Taliban kills dozen in separate Pakistan attacks

A Taliban suicide bomber crashed his explosives-laden truck into a police station in Bannu, killing six people and wounding 30, police said.

Taliban kills dozen in separate Pakistan attacks


Taliban attacks in northwest Pakistan killed on Saturday at least 16 people, police said.

The blast destroyed the building and nearby houses and shook the town of Bannu, in the tribal North West Frontier Province.

"Six bodies have been recovered. One is policeman, one is a person detained at the police station while four bodies have not yet been identified," Aurangzeb Khan, an official at the town's police control room, told Reuters.

He said 30 people, most of them policemen, were wounded.

Shortly afterwards, a bomb planted in a car went off in the carpark of a commercial building close to a military hospital in the provincial capital of Peshawar, killing at least six people.

"The frontside of the building has collapsed. Over two dozen cars have been destroyed," a Reuters witness said.

Qari Hussain, a Taliban commander, called Reuters by telephone to take responsibility for the attack and warned of more to come.

"The government was taking undue advantage of our silence. We will carry out more such attacks and these will be much more powerful," Hussain said, introducing himself as top spokesman of Pakistani Taliban chief, Hakimullah Mehsud.

Hakimullah was appointed chief of Tehrik-e-Taliban Pakistan, or Taliban movement of Pakistan, a loose alliance of around 13 armed groups, after the death of his predecessor, Baitullah Mehsud, in a U.S. missile strike by a pilotless drone in South Waziristan on the Afghan border in August.

Thirty-three people were killed in a car-bomb suicide attack near the garrison town of Kohat this month.

Bannu is gateway to North Waziristan, a tribal region on the Afghan border.

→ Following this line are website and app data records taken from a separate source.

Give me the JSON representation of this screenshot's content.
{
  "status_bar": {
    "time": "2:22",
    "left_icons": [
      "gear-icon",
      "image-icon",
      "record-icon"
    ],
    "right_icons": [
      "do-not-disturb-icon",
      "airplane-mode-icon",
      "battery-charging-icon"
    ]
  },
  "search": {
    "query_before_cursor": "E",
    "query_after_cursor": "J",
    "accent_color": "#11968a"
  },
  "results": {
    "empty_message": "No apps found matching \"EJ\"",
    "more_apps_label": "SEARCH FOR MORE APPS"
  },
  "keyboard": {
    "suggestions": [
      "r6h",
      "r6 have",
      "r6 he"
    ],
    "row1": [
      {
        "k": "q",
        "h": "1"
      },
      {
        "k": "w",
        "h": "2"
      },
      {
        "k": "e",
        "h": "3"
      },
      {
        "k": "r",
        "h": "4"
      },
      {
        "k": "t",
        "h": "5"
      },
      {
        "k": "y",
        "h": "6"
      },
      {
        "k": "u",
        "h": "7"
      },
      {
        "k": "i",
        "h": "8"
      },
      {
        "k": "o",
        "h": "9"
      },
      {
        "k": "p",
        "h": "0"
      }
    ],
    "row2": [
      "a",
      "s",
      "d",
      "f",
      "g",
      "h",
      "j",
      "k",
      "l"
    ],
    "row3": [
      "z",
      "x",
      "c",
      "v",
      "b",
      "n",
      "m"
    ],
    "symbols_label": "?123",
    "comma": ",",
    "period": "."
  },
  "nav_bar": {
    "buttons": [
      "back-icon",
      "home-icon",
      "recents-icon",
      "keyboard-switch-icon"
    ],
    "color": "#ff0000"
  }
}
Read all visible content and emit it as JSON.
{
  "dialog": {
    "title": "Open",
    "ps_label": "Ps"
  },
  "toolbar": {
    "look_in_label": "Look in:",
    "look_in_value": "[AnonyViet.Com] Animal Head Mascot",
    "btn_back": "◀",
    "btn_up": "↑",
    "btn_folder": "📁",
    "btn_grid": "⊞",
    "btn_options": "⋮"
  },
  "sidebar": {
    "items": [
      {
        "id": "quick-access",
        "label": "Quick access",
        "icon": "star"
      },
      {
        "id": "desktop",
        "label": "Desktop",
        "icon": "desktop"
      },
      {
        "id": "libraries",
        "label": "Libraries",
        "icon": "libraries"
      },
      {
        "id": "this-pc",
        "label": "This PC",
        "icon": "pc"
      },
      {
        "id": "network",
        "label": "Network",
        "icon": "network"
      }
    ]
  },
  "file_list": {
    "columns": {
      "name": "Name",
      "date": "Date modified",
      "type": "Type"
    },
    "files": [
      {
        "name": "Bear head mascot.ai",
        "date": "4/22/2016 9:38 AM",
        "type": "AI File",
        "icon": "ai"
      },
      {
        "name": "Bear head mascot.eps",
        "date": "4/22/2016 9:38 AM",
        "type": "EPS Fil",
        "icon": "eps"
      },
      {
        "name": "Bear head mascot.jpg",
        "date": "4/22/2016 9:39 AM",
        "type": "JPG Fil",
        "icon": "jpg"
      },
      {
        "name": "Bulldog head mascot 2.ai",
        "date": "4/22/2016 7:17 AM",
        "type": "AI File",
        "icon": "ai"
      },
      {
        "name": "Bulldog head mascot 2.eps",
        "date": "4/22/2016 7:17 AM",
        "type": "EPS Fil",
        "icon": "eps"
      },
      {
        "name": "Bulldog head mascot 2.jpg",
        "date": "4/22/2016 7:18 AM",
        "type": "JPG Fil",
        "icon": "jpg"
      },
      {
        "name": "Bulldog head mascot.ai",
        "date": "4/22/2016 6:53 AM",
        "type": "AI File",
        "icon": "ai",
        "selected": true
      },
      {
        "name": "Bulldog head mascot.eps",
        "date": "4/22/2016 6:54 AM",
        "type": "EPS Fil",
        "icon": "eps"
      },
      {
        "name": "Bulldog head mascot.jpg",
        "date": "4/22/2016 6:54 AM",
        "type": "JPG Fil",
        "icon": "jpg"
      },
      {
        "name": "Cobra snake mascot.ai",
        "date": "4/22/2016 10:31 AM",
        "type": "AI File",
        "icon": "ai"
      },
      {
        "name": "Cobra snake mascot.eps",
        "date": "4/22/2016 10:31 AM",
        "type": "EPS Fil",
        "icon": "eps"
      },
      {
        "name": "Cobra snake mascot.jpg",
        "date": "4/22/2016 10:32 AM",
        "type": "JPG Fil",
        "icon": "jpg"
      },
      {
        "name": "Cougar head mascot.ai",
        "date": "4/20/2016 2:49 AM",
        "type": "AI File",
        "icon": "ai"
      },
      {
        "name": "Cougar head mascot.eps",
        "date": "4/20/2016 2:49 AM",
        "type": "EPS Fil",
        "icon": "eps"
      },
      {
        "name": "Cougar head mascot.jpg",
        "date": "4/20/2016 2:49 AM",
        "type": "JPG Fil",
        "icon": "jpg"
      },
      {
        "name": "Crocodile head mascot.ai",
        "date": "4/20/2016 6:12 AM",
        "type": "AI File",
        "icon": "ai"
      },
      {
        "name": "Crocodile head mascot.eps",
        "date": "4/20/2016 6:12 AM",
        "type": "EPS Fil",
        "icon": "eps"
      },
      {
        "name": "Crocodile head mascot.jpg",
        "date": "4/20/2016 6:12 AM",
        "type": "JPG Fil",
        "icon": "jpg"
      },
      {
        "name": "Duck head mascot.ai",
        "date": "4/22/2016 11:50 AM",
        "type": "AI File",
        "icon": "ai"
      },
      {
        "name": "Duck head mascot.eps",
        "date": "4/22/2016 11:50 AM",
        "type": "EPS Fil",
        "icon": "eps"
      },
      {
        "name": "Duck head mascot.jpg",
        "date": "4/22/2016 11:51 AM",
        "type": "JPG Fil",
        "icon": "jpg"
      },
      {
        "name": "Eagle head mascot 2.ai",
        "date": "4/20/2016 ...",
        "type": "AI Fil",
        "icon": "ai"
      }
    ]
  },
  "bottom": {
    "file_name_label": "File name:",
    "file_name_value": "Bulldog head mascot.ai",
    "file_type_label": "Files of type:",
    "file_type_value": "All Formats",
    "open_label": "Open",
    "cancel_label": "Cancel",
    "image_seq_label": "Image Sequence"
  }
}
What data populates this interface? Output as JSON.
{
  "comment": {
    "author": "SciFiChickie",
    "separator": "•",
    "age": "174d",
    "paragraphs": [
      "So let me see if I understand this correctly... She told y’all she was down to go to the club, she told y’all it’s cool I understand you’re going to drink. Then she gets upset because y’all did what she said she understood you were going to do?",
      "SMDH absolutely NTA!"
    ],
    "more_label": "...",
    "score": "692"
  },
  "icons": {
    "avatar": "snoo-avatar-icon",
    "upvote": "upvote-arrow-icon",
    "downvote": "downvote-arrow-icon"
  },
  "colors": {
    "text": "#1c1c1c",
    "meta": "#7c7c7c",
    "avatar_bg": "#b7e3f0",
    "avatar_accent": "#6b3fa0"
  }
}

A U.S. drone aircraft killed twelve Afghans in a missile strike by near the house of an Afghan Taliban commander in North Waziristan late on Thursday night.


Güncelleme Tarihi: 26 Eylül 2009, 16:06